So how does Alonso get on with his teammates? Well he seems to get on as well as you can with your direct competitor. Recently he’s had Massa and Raikkonen as teammates and there’s been minimal friction between them. What’s important to remember though is Alonso has completely dominated them on track and this had led to harmony off it. The last time the Spaniard was seriously challenged on track was with Hamilton in 2007 and we all know how that ended.
The health of the relationship between the drivers will ultimately come down to one thing. Performance. In my opinion, Alonso is the most complete driver in Formula One since the days of Senna. To drag that Ferrari around and make it a competitive car has been nothing short of a miracle. To be within the grasp of 2 world championships with the Scuderia is nothing short of a miracle. If he is as good as we all think he is, he should beat Jenson in 2015. If he does, I fully expect the team dynamics to stay healthy. Jenson is the consummate professional and I very much doubt he’ll cause any friction or problems knowing that the team will ultimately suffer if the drivers aren’t working as one. Plus, if Alonso is the best driver in Formula One, there is absolutely no shame in being beaten by him. This is the most likely outcome of the 2015 season but don’t expect it to be domination by Alonso. This is Jenson’s team and he has the benefit of years of experience with McLaren, not to mention a strong relationship with his former team turned engine supplier Honda.
The friction will only come between the drivers if Jenson is beating Alonso consistently. A higher points finish and a higher qualifying position is expected every now and again, especially at the start of the season as Alonso looks to get settled. However, repeatedly beating Alonso on the track is a sure fire way to get him riled off it. I find this situation a little harder to envision though.
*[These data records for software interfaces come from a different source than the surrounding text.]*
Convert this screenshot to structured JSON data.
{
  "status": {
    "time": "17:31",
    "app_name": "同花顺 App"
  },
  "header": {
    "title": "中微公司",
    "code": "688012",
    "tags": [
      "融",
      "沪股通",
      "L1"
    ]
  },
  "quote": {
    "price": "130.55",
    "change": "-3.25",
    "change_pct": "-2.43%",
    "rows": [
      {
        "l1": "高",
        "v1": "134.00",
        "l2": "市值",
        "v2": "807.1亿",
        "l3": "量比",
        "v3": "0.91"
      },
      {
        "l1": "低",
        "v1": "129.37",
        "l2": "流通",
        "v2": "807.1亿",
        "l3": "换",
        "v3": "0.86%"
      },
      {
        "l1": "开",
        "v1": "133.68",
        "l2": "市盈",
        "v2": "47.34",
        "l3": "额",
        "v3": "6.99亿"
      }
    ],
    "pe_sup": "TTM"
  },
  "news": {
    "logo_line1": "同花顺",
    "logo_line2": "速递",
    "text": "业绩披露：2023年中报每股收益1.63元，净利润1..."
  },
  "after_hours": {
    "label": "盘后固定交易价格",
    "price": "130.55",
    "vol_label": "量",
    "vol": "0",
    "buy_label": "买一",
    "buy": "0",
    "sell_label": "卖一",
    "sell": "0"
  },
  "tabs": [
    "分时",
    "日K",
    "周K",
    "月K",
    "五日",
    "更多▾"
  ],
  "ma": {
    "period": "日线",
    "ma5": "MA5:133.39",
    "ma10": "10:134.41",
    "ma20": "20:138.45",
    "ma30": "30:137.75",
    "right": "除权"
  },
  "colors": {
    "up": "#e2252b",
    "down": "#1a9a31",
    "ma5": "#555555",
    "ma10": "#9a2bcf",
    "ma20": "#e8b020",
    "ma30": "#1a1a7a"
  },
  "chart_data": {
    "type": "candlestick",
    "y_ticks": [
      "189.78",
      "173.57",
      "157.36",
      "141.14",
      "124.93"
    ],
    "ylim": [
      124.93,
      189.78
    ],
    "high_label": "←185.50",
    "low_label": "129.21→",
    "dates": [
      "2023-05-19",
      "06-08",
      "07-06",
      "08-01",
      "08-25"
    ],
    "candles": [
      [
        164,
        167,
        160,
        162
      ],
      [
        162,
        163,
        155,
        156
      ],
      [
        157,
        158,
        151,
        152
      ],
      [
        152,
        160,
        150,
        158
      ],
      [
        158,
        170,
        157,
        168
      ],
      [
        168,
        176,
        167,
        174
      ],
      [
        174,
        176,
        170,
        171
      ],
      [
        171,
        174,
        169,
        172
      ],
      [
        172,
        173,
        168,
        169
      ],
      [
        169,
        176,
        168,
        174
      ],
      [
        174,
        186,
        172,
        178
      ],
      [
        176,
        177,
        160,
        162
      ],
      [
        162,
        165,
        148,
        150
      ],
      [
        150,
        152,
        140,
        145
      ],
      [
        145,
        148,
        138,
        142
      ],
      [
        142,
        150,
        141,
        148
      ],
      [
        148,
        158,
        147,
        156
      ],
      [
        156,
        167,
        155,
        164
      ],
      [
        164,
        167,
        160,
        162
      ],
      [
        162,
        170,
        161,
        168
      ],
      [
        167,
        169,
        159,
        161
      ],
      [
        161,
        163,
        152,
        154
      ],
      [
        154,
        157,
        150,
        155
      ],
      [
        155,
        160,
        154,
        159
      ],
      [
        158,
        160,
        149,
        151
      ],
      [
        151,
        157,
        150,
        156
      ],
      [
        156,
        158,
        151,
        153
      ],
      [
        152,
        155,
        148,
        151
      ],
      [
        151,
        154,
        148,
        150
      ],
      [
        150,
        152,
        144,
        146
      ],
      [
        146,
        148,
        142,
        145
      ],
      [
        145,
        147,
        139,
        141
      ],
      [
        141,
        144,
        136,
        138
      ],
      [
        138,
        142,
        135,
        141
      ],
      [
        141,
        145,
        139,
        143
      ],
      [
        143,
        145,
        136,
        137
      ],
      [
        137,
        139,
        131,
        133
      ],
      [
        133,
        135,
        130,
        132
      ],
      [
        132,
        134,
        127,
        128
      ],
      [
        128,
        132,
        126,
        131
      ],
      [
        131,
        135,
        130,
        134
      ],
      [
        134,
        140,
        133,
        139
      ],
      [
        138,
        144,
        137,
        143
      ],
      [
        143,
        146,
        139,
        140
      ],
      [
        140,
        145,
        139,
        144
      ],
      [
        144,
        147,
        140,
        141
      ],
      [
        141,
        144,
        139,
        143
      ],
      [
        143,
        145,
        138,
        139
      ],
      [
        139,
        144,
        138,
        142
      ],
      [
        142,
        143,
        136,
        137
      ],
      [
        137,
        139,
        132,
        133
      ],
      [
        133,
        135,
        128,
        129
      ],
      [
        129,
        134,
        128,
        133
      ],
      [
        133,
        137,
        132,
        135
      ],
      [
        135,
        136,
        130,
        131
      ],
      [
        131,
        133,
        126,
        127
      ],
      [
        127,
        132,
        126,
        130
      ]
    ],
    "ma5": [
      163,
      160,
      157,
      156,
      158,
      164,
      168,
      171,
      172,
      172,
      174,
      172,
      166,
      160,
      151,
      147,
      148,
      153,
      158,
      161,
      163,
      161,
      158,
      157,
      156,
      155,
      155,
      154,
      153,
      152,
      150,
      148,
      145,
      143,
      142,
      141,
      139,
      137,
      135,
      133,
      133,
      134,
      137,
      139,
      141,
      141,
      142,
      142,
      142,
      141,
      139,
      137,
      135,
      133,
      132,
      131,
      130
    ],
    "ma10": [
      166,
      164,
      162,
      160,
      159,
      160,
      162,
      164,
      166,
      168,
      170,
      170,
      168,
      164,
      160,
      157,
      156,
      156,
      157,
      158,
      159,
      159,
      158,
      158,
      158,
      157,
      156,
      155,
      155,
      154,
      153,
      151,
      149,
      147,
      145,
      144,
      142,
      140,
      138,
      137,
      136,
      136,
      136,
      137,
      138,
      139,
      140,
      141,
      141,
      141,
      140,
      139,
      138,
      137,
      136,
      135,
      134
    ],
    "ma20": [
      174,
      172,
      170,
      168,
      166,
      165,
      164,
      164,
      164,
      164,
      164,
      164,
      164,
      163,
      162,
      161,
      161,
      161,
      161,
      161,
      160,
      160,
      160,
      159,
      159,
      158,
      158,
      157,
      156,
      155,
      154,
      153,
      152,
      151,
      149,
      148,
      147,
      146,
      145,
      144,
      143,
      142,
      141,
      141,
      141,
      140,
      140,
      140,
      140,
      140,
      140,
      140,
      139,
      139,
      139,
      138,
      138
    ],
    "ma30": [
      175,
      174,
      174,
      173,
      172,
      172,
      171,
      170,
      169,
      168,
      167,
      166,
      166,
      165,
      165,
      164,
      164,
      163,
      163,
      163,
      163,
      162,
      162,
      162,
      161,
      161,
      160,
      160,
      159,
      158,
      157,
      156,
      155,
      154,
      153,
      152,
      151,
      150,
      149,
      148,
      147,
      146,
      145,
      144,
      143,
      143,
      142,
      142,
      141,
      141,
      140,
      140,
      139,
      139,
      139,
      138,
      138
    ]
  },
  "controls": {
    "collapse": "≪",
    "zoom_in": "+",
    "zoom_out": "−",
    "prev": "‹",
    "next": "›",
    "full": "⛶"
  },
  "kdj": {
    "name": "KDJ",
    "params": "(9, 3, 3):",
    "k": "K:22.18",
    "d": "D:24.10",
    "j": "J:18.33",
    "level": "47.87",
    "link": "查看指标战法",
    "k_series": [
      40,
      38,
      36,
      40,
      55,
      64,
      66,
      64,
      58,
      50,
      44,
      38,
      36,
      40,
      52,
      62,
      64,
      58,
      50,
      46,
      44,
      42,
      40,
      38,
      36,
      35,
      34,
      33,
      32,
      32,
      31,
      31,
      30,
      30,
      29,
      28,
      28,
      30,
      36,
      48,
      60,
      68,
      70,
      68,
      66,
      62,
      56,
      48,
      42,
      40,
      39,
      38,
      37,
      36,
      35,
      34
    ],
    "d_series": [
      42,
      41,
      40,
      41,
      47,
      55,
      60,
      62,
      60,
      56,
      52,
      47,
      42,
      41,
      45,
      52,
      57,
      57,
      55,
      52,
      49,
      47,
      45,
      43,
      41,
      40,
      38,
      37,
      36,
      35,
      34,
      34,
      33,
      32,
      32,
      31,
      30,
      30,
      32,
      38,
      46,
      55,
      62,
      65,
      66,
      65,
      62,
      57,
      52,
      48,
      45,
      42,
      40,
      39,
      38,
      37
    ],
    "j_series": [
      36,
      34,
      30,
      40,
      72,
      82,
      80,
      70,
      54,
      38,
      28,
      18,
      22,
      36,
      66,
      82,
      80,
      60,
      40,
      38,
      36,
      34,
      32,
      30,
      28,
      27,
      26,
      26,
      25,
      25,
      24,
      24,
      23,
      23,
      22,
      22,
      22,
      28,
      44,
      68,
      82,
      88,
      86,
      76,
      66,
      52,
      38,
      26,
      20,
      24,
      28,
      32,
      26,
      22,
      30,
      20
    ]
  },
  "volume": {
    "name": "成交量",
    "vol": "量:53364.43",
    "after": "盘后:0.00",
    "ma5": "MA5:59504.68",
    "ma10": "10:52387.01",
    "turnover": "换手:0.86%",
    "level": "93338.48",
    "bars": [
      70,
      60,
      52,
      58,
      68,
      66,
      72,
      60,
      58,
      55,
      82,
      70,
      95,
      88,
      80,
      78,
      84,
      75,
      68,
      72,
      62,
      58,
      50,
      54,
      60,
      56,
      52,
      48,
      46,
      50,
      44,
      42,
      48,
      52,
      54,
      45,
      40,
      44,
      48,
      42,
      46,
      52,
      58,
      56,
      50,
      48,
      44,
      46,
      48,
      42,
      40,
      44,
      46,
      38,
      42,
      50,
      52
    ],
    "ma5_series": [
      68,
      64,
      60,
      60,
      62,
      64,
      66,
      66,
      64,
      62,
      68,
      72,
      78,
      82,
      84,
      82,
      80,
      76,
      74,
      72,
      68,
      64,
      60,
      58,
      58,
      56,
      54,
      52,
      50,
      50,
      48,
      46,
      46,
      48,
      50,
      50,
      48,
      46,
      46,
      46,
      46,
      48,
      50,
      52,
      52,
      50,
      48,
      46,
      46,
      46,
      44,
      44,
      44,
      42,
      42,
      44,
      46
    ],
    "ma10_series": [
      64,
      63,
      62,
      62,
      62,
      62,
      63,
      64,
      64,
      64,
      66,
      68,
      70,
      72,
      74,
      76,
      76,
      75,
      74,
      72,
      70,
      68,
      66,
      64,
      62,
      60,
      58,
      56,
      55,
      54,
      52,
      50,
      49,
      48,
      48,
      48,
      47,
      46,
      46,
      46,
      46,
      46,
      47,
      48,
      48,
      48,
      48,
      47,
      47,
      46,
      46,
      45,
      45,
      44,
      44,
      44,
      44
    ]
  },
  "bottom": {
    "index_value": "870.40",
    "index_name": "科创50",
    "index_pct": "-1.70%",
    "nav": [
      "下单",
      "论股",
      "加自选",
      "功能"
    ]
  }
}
The McLaren car of 2015 will probably be raw and will need good direction of development to see it progress to where it needs to be. With new engines from Honda and a new Aerodynamic direction with the hiring of Red Bulls Peter Prodromou, chances are that the cars balance and setup will need some getting used to. Not to say that a Prodomou made car won’t be balanced, but throwing in a brand new Honda engine with totally different torque and feel from the 2014 car will no doubt take some getting used to, for the drivers and for the team.
This ultimately hands Alonso the advantage. He’s a driver who is known to be able to take an unbalanced and twitchy car and hustle it through the corners with an aggressive but pinpoint accurate driving style. He’s ability to adjust to the cars faults and still get the most from it is probably his greatest strength whilst Jenson’s greatest weakness is his inability to adjust to balance changes, particularly if the car starts to get twitchy on corner entry. The different driving styles between the two will no doubt play a part in the direction of development of the car also. What will be most interesting though is if the McLaren car is balanced right from the start of the championship. This will probably give Jenson a slight upper hand and it will be interesting to see how Alonso responds. Either way, it’s going to be interesting viewing this team dynamic throughout the season.